Maternal mortality has been considered the biggest killer of teenage girls around the world. That has now changed. The number one cause of death among teenage girls is suicide.
Nisha Lilia Diu reports in The Telegraph that according to the National Health Organisation report more girls aged between 15 to 19 die from self harm than from road accidents, diseases or complications of pregnancy.
Leading Causes for Death among Teenage Girls:
1. Self Harm
2. Maternal Conditions
3. HIV/ AIDS
4. Road Injuries
Professor Vikram Patel, a psychiatrist who was recently featured in Time magazine’s 100 most Influential People for his work in global mental health, believes the most probable reason is gender discrimination.
Nishia Lilia Diu continues with the report of a girl, who she names “Rhea”, who attempted suicide twice because of sexual abuse form her boyfriend at school. As “Rhea” tells the reporter,
“Porn was everywhere in my school. My boyfriend was obsessed with it. I told him I was not ready to have sex. One evening he assaulted me in the park. The assaults became routine.”
Professor Patel believes that sexual pressure is a significant factor in girls’ unhappiness. “Rhea” has a different opinion, she says that the strongest pressure comes from online media.
“Kim Kardashian, for example, and all of her waist-training stuff at the moment. Loads of girls at my school are talking about it and they’re unhappy because it makes them feel insecure in themselves and like they have to try to look like that.”
Dr. Amy Chandler, a research fellow at Edinburgh University explains that groups that have less power tend to be more vulnerable.
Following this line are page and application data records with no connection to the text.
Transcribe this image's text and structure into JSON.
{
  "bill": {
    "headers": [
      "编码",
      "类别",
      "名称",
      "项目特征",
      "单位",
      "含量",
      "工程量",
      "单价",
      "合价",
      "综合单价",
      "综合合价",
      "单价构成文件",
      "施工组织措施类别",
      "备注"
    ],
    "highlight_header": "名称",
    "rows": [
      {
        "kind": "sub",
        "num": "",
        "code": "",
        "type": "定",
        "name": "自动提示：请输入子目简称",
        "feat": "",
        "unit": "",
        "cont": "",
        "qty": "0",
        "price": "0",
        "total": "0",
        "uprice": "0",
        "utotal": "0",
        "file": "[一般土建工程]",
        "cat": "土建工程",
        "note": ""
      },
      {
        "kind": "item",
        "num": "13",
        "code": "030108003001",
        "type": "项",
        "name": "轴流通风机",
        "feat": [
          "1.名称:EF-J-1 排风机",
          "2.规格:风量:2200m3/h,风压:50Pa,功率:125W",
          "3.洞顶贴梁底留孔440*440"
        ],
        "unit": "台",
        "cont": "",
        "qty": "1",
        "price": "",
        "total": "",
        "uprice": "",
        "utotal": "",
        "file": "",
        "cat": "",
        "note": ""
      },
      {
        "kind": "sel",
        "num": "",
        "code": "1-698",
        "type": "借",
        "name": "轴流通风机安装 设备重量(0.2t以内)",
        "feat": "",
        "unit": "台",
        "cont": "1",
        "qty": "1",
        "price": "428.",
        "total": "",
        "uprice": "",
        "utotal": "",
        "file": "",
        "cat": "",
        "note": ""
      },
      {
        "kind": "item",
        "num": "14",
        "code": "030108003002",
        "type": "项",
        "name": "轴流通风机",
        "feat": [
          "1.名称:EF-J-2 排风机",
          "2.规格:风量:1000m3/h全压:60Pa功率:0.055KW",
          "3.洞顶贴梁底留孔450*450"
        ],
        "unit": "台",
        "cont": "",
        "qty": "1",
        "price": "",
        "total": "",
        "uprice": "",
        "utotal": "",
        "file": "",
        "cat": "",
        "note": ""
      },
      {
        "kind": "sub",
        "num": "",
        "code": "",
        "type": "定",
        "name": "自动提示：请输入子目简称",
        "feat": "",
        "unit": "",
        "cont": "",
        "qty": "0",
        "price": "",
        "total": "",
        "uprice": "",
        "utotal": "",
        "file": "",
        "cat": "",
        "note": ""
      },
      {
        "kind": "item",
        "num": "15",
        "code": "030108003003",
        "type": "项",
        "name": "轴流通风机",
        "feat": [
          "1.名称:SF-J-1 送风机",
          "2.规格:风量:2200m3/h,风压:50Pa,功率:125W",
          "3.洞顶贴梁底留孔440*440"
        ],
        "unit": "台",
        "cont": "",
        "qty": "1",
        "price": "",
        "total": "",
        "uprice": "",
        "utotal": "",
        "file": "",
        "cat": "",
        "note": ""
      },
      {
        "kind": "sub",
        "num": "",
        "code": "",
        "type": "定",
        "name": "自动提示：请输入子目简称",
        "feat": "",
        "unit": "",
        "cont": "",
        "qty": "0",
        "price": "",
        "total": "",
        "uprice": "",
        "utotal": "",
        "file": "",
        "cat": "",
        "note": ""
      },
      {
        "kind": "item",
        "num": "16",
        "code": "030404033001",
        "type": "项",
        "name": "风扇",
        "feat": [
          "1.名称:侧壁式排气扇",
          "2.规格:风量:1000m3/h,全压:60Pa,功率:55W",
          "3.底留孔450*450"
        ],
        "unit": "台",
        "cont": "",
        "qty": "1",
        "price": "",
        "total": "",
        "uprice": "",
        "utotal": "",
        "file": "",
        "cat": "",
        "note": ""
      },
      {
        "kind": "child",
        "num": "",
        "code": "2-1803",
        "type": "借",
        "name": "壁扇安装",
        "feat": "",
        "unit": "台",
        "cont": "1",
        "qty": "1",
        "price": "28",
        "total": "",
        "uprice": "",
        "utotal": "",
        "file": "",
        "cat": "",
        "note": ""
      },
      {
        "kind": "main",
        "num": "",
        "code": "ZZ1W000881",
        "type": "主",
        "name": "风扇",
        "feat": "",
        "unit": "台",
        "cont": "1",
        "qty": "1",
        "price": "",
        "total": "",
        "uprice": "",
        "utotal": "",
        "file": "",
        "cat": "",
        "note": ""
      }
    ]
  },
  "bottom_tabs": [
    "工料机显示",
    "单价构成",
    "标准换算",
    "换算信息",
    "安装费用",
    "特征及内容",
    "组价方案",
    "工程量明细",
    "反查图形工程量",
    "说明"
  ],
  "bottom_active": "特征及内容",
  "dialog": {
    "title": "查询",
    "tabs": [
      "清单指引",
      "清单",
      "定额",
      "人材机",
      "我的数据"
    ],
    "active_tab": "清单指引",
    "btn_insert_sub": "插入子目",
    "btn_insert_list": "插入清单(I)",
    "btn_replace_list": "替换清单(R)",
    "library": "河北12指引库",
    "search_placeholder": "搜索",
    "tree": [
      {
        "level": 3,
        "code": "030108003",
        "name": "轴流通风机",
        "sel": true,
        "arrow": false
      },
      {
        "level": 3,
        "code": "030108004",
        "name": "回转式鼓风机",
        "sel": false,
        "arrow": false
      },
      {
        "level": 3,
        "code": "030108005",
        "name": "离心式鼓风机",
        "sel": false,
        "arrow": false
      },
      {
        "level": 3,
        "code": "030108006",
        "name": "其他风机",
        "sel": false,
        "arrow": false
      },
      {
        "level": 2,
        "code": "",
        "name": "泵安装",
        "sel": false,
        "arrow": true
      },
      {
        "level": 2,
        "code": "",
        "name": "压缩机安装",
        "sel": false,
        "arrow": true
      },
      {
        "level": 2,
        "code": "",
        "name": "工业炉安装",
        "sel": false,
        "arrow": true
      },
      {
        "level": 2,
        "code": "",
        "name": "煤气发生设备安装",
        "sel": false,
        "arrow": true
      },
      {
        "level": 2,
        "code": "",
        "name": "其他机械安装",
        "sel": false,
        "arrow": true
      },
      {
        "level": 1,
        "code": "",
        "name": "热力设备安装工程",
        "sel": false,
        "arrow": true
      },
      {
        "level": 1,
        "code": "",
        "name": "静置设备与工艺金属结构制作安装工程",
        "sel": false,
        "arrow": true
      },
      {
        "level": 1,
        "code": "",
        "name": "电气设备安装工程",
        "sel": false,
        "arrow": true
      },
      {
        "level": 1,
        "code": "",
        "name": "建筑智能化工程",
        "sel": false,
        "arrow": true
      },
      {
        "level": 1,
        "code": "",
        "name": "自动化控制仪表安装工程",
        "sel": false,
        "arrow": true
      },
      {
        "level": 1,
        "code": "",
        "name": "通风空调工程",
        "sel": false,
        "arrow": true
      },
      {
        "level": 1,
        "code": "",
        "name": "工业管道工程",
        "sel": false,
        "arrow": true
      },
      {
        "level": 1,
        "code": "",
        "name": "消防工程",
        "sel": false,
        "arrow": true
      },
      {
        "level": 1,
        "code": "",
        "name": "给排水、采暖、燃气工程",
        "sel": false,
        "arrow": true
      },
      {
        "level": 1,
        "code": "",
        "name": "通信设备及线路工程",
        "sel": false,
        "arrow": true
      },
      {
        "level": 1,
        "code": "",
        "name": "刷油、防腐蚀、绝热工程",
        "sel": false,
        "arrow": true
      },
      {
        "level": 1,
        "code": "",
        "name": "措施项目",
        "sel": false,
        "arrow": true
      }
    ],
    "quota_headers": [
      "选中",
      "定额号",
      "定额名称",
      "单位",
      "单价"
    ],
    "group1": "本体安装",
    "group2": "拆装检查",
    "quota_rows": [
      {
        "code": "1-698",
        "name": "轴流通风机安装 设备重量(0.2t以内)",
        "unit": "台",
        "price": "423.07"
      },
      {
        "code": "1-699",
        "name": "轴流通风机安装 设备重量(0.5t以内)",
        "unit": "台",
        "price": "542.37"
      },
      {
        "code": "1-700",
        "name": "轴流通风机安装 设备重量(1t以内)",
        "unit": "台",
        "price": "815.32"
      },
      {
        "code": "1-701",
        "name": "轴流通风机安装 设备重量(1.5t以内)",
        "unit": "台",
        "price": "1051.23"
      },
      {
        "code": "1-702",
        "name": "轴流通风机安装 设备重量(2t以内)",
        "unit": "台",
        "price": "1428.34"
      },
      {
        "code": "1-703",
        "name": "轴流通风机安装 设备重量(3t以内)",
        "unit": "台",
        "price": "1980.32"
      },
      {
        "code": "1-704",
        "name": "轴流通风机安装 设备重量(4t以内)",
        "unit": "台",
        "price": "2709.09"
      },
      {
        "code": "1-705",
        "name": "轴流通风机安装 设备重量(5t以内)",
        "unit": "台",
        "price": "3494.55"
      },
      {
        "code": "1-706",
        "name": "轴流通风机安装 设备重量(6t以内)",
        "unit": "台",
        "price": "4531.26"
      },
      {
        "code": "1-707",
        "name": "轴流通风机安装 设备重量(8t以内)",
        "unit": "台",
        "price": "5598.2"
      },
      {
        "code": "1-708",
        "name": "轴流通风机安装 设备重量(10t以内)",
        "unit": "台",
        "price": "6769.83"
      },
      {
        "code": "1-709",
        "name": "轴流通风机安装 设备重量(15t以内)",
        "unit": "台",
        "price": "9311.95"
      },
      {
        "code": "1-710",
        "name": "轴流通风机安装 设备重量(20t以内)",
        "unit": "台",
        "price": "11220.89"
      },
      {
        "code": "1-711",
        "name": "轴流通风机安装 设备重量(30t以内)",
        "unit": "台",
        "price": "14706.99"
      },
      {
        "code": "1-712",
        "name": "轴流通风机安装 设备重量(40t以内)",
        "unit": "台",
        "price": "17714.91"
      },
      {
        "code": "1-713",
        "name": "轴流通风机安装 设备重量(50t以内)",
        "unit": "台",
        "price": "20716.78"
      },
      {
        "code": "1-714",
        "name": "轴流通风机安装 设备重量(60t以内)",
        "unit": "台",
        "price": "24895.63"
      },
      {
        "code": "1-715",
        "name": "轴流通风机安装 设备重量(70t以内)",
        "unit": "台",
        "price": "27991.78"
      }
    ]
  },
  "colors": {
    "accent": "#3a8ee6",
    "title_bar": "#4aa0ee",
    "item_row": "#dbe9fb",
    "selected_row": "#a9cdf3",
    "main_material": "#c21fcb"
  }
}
Young women in parts of the Middle East and South East Asia are some of the most disempowered and marginalised people in the world.
Even in the West, adolescence is a time when girls feel their choices become restricted: that they must look and behave in certain ways to be accepted.
Why did we allow this to happen? Why doesn’t every girl believe that she is special, unique and one of a kind? How can it be that in 2015 we are still talking about gender discrimination?
Educate a girl. I am not just talking about the education they get in school. I am talking about the education of life. I am talking about empowerment and faith.
You can read the full article here: The Telegraph.